If they had the same problem on In the Shadow of a Thousand Suns, I didn't notice it. There's a good chance all the symphonic stuff covered it up. Hence, I think toning that down was a bad choice.
There are a couple other problems. The wolf howls are way overdone on the intro track, and there are a couple of awkward transitions. But those could have been forgiven if this wasn't such a phoned-in performance.
The Verdict: With excellent riff-writing, this could have been a fantastic album. But it's not, thanks to the performance. There's a good chance these songs could slay live, but on this recording, they don't.
originally written for http://fullmetalattorney.blogspot.com/
What a strange ride this Abigail Williams band has undertaken…the once and future darlings of Candlelight Records began life as a bothersome tick in the increasingly cluttered deathcore kids’ table, made all the more noticeable when they incorporated keyboards in a rather decent fashion. Fast forward a year or so and the group dissolved, only to rise from their ashes phoenix-like as a legit symphonic black metal act, shunning their early -core roots and blowing us all out of the water. “In the Shadow of a Thousand Suns” was a pretty decent album, showing that these fellas are TRULY able to write and perform good music (what the fuck took those guys so long???), and since then the tour circuit has seen them hit the stage ad nauseum for many, many months.
And since it’s been quite a while since they’d released any new material, let’s see if they still have those entertaining chops…

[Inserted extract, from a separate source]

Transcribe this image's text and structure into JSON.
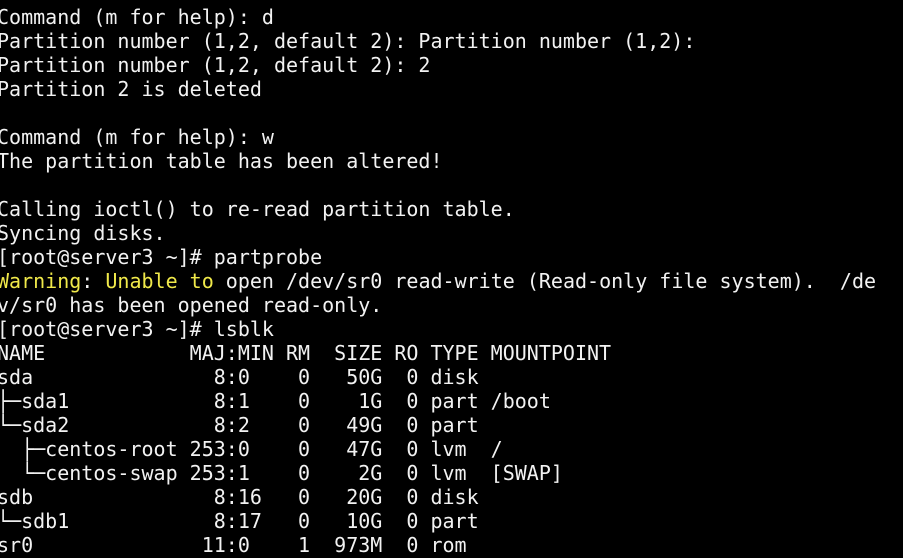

At first listen, it seems as though the second-album era Abigail is still there, but bogged down by a sensation of playing it safe and not letting the speed take full control, which can be both good (by way of the extra usage of ambient effects) and problematic (it doesn’t make for a truly entertaining listen). The vibe for this is more akin to an older scheme of black metal, as elements of older Gorgoroth, some “De Mysteriis…” era Mayhem, and slower, post-demo Emperor are delivered with that decidedly American crunch and venom. The blackened wares are still present, that’s for sure, and this is still a far better listen than their breakdown-crazy period, but does that mean it’s a complete, fantastic product? Well, yes and no…yes in that in this era of jag-off bands and half-baked albums, there can still exist a group that maintains a bit of the status quo that made the corpse painters so feared in their heyday, and no in that this new ABIGAIL WILLIAMS doesn’t sound like it’s even trying to create a true, cohesive album. The songwriting is pretty much just par for the course, where the monstrous yet thin guitars, atmospheric keyboards, reigned in percussion abuse and high-pitched rasping are tight in their delivery and arrangements, but is offset by a somewhat schizophrenic approach that bogs everything down to the point of tedium. Good riffs and moments abound, that’s for sure, but it seems every other riff and minute the band descends into moments of dullness and mediocrity, forcing the listener to either skip the given song altogether or skip ahead to see if anything else comes along to compensate for the doldrums that were the musical toast of the town for the past few minutes. Sometimes it happens, as in “The Mysteries That Bind the Flesh” and “In Death Comes the Great Silence”, but sometimes it doesn’t like “Hope the Great Betrayal” and “Infernal Divide”, so it really depends in the end.
For what it’s worth Abigail Williams delivers a mixed bag of fancy ideas and filler material that don’t gel into proper fruition as much as I’m sure they would’ve liked. I may come back to this time and again just for kicks, but I really doubt you’d see me wearing an Abigail… shirt. Yellow light; proceed with caution.